◆ WHAT IS REQUIRED
Repeat the whole listing, keeping every word and every line intact.

◆ RECORDS PROVIDED
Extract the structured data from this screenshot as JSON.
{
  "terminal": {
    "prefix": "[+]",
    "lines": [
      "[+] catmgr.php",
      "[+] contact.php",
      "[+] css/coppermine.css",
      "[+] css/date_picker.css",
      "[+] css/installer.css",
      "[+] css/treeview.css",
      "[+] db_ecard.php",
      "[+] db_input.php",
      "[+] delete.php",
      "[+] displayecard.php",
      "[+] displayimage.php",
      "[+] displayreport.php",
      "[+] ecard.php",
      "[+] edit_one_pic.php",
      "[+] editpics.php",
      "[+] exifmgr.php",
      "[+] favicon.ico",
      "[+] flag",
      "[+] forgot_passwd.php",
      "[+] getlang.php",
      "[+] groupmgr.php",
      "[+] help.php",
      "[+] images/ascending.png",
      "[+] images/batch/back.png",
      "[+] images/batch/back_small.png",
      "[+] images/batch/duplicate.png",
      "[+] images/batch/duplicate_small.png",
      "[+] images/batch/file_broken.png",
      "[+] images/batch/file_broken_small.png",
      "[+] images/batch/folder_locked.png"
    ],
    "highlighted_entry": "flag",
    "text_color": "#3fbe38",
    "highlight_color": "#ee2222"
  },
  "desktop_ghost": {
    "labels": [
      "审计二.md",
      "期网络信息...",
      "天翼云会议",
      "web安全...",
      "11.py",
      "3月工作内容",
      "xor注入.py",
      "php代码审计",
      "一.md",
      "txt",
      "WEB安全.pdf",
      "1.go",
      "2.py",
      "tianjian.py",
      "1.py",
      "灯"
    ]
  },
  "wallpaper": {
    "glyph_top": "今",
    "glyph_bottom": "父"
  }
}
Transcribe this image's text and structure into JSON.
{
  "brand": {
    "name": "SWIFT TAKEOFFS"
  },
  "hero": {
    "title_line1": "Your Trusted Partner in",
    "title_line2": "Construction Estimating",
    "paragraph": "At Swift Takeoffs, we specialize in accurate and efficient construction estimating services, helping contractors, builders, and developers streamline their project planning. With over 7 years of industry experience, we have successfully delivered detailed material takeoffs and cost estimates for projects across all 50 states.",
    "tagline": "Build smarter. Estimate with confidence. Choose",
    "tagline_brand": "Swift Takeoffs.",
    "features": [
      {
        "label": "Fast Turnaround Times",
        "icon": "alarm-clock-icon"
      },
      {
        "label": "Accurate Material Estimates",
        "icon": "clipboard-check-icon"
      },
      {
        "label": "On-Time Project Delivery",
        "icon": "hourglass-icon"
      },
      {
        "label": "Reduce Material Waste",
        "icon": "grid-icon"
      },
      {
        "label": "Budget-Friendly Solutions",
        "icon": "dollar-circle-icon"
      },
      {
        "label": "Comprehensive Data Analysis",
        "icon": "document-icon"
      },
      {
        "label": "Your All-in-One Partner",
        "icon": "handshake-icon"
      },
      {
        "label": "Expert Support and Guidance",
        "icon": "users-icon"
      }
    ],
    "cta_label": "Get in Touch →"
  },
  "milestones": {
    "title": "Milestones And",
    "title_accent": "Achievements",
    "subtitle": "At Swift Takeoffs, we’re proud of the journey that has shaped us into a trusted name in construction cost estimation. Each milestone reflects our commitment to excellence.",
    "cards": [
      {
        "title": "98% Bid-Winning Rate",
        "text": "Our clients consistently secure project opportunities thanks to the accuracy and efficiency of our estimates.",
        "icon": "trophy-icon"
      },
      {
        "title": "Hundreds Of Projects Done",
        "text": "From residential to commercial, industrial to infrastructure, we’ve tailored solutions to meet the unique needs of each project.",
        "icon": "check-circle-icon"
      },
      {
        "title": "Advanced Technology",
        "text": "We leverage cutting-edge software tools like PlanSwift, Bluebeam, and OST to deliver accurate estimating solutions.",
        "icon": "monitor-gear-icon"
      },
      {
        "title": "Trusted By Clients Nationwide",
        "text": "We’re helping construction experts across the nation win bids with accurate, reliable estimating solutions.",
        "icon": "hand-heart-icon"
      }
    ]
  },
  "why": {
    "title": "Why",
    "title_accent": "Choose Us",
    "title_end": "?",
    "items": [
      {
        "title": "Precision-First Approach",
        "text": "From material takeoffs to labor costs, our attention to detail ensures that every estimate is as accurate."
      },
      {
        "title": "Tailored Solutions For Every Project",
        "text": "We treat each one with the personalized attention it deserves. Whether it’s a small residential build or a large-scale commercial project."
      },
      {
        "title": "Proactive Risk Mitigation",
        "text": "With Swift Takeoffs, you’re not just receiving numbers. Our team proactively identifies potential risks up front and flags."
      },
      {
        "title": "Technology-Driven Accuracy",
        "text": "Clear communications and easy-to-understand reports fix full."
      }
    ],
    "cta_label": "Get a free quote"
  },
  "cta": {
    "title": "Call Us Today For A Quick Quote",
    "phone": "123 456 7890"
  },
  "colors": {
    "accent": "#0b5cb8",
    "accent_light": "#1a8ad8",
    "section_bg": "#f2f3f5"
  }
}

◆ FINISHED TASK
Extract the structured data from this screenshot as JSON.
{
  "terminal": {
    "prefix": "[+]",
    "lines": [
      "[+] catmgr.php",
      "[+] contact.php",
      "[+] css/coppermine.css",
      "[+] css/date_picker.css",
      "[+] css/installer.css",
      "[+] css/treeview.css",
      "[+] db_ecard.php",
      "[+] db_input.php",
      "[+] delete.php",
      "[+] displayecard.php",
      "[+] displayimage.php",
      "[+] displayreport.php",
      "[+] ecard.php",
      "[+] edit_one_pic.php",
      "[+] editpics.php",
      "[+] exifmgr.php",
      "[+] favicon.ico",
      "[+] flag",
      "[+] forgot_passwd.php",
      "[+] getlang.php",
      "[+] groupmgr.php",
      "[+] help.php",
      "[+] images/ascending.png",
      "[+] images/batch/back.png",
      "[+] images/batch/back_small.png",
      "[+] images/batch/duplicate.png",
      "[+] images/batch/duplicate_small.png",
      "[+] images/batch/file_broken.png",
      "[+] images/batch/file_broken_small.png",
      "[+] images/batch/folder_locked.png"
    ],
    "highlighted_entry": "flag",
    "text_color": "#3fbe38",
    "highlight_color": "#ee2222"
  },
  "desktop_ghost": {
    "labels": [
      "审计二.md",
      "期网络信息...",
      "天翼云会议",
      "web安全...",
      "11.py",
      "3月工作内容",
      "xor注入.py",
      "php代码审计",
      "一.md",
      "txt",
      "WEB安全.pdf",
      "1.go",
      "2.py",
      "tianjian.py",
      "1.py",
      "灯"
    ]
  },
  "wallpaper": {
    "glyph_top": "今",
    "glyph_bottom": "父"
  }
}
Transcribe this image's text and structure into JSON.
{
  "brand": {
    "name": "SWIFT TAKEOFFS"
  },
  "hero": {
    "title_line1": "Your Trusted Partner in",
    "title_line2": "Construction Estimating",
    "paragraph": "At Swift Takeoffs, we specialize in accurate and efficient construction estimating services, helping contractors, builders, and developers streamline their project planning. With over 7 years of industry experience, we have successfully delivered detailed material takeoffs and cost estimates for projects across all 50 states.",
    "tagline": "Build smarter. Estimate with confidence. Choose",
    "tagline_brand": "Swift Takeoffs.",
    "features": [
      {
        "label": "Fast Turnaround Times",
        "icon": "alarm-clock-icon"
      },
      {
        "label": "Accurate Material Estimates",
        "icon": "clipboard-check-icon"
      },
      {
        "label": "On-Time Project Delivery",
        "icon": "hourglass-icon"
      },
      {
        "label": "Reduce Material Waste",
        "icon": "grid-icon"
      },
      {
        "label": "Budget-Friendly Solutions",
        "icon": "dollar-circle-icon"
      },
      {
        "label": "Comprehensive Data Analysis",
        "icon": "document-icon"
      },
      {
        "label": "Your All-in-One Partner",
        "icon": "handshake-icon"
      },
      {
        "label": "Expert Support and Guidance",
        "icon": "users-icon"
      }
    ],
    "cta_label": "Get in Touch →"
  },
  "milestones": {
    "title": "Milestones And",
    "title_accent": "Achievements",
    "subtitle": "At Swift Takeoffs, we’re proud of the journey that has shaped us into a trusted name in construction cost estimation. Each milestone reflects our commitment to excellence.",
    "cards": [
      {
        "title": "98% Bid-Winning Rate",
        "text": "Our clients consistently secure project opportunities thanks to the accuracy and efficiency of our estimates.",
        "icon": "trophy-icon"
      },
      {
        "title": "Hundreds Of Projects Done",
        "text": "From residential to commercial, industrial to infrastructure, we’ve tailored solutions to meet the unique needs of each project.",
        "icon": "check-circle-icon"
      },
      {
        "title": "Advanced Technology",
        "text": "We leverage cutting-edge software tools like PlanSwift, Bluebeam, and OST to deliver accurate estimating solutions.",
        "icon": "monitor-gear-icon"
      },
      {
        "title": "Trusted By Clients Nationwide",
        "text": "We’re helping construction experts across the nation win bids with accurate, reliable estimating solutions.",
        "icon": "hand-heart-icon"
      }
    ]
  },
  "why": {
    "title": "Why",
    "title_accent": "Choose Us",
    "title_end": "?",
    "items": [
      {
        "title": "Precision-First Approach",
        "text": "From material takeoffs to labor costs, our attention to detail ensures that every estimate is as accurate."
      },
      {
        "title": "Tailored Solutions For Every Project",
        "text": "We treat each one with the personalized attention it deserves. Whether it’s a small residential build or a large-scale commercial project."
      },
      {
        "title": "Proactive Risk Mitigation",
        "text": "With Swift Takeoffs, you’re not just receiving numbers. Our team proactively identifies potential risks up front and flags."
      },
      {
        "title": "Technology-Driven Accuracy",
        "text": "Clear communications and easy-to-understand reports fix full."
      }
    ],
    "cta_label": "Get a free quote"
  },
  "cta": {
    "title": "Call Us Today For A Quick Quote",
    "phone": "123 456 7890"
  },
  "colors": {
    "accent": "#0b5cb8",
    "accent_light": "#1a8ad8",
    "section_bg": "#f2f3f5"
  }
}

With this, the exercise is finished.